I’m excited to get more involved in entrepreneurship at Duke and RTP in my last year at Duke.
With me going to Miami for my internship, my friends were more excited about my summer job than one might normally expect. But my internship was special for reasons beyond that extended spring break type feeling that accompanied. One of those reasons was the early introduction to the amazing alumni group here through a SIP Miami event. Miami is booming with the tech startup culture and there are always so many startup networking events happening that one could attend, but Chris Martin & Brooke Levin (Duke Alumnus) introduced some specific events which were worth my time and helped me in making some great connections.
I worked with Venture Hive (a tech based startup incubator/accelerator) as a fellow and Castaclip (an online video streaming startup with their US office inside venture Hive) as a strategy & marketing intern. My work with Castaclip was very challenging wherein I learnt in & out of media industry, and then I used analytic softwares to crunch the vast amount of user data to develop white paper and strategy on how to expand in US market. With Venture Hive, I was given few vast subjects to research upon and analyse the startup trends, based on that, I wrote papers on those topics for entrepreneurs. The culture inside Venture Hive was very encouraging where people were friendly and very willing to share their knowledge & experiences. My 10 weeks here were, to say the least, extremely well-spent and enriching.
As everyone can easily imagine, internship in Miami has to be fun. On top of that, SIP provided us a very good platform to explore the technology and startup scene in Florida. In addition to daily job tasks at the startup company called Venture Hive, we were invited to a lot of networking events which engaged Duke Alumni from different circles to connect and interact with investors, developers and industry professionals. It was one of these events where I came to know about popular community meet ups encouraging the collision of ideas and striving to build an ecosystem to buttress ventures.
I got to meet very interesting folks at Venture Hive, there was a diversified group of people working on creative ideas from all over the world. The work culture was professional and everyone was eager to help out one another. I enjoyed the whole experience and would recommend this opportunity to anyone who is passionate about entrepreneurship and wants to get his foot in the door.

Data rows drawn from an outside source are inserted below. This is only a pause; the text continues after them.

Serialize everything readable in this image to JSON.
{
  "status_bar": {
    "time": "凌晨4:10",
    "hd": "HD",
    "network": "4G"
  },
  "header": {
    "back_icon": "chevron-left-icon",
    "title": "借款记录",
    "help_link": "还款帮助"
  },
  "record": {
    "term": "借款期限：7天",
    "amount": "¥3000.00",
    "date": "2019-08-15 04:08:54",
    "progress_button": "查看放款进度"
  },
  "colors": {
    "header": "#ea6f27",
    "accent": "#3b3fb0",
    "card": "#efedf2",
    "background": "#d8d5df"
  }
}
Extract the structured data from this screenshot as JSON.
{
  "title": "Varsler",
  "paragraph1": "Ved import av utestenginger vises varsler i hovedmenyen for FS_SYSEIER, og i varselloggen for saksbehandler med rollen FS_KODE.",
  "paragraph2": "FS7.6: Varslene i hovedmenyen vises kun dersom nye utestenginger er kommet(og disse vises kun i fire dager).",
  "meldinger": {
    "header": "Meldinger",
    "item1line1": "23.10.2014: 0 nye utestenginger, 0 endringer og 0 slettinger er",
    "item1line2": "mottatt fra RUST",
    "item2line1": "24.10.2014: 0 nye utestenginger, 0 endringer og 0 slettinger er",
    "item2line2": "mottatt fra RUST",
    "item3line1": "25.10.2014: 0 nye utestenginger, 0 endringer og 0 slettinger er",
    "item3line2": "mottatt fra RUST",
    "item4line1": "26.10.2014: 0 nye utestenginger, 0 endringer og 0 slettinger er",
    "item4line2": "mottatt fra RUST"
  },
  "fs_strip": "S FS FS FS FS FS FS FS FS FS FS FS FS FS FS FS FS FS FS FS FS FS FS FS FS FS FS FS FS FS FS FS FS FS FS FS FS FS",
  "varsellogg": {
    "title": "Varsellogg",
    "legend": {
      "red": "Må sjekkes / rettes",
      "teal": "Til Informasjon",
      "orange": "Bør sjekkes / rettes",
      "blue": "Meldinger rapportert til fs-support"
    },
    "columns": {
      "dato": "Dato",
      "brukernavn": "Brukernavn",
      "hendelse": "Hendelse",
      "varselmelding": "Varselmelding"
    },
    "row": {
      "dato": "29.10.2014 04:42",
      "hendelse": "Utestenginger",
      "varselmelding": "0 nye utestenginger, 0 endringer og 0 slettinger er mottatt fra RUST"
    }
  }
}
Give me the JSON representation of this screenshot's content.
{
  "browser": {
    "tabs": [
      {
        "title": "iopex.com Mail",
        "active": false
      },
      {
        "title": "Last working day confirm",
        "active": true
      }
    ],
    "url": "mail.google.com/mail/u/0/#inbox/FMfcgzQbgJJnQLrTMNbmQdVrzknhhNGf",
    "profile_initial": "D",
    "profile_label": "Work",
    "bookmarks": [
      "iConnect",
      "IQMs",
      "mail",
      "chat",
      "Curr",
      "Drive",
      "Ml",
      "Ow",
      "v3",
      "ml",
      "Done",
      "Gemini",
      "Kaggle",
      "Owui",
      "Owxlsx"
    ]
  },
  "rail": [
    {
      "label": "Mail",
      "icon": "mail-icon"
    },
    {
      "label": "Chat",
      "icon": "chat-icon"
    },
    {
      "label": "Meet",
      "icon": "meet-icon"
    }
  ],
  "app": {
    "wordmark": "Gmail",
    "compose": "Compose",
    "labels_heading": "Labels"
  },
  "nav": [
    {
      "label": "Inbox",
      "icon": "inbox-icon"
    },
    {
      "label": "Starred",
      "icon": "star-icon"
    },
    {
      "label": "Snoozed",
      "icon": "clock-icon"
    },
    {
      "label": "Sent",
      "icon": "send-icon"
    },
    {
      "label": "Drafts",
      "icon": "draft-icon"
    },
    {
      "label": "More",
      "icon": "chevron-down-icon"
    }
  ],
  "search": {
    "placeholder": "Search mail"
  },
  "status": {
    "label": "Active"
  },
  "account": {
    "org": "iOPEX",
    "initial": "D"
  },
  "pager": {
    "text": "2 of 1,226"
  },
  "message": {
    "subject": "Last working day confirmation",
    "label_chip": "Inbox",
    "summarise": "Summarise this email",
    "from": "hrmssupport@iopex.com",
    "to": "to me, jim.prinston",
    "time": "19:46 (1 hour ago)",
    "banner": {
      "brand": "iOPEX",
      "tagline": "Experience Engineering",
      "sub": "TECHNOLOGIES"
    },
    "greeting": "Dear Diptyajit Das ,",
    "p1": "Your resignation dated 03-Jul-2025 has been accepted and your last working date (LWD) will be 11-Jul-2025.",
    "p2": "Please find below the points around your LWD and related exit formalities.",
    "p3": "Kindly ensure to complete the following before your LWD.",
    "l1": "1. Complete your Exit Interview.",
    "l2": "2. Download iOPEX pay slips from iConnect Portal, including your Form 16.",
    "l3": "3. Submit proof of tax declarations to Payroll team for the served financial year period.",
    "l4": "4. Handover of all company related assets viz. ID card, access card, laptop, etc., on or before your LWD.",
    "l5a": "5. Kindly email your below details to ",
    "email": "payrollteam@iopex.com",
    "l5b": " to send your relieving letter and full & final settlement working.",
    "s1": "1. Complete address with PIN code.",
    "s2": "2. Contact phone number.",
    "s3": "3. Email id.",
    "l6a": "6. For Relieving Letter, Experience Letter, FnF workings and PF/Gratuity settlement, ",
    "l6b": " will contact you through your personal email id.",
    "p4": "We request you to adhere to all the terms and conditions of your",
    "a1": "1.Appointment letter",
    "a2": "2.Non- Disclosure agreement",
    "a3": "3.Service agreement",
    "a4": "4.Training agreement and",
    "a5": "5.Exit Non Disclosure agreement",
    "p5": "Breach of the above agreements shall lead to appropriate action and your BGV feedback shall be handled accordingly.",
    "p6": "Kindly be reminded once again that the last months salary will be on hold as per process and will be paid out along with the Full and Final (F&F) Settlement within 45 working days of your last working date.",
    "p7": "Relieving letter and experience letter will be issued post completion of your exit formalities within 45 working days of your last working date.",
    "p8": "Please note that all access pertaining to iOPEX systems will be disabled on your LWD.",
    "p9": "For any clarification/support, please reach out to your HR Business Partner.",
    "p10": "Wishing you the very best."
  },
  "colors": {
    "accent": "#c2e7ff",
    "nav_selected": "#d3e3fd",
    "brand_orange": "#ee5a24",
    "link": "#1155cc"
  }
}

Greetings from Med3D! This summer though short, was probably Med3D’s most important summer, as we hope it sees many more summers to come! Our team, as introduced in the previous posts, tried to use this summer to define our milestones, assess the landscape, and advance our prototypes. We loved to be a part of the summer innovation program, as it provided us with new resources and connected us to new doors to knock on as we navigated this important phase! To give you an idea about the kind of things that kept us busy this summer, I can tell you we got ourselves legally informed, connected with regulatory giants, made progress with our multiple sciency partnerships, connected with veteran entrepreneurs, and collected amazing data. Most of all we realized first hand that building a start-up is nothing but hard work, dedication, and drive! We are looking forward to continuing our efforts and enjoy making a system work in front of our eyes! Thanks team SIP for all your support.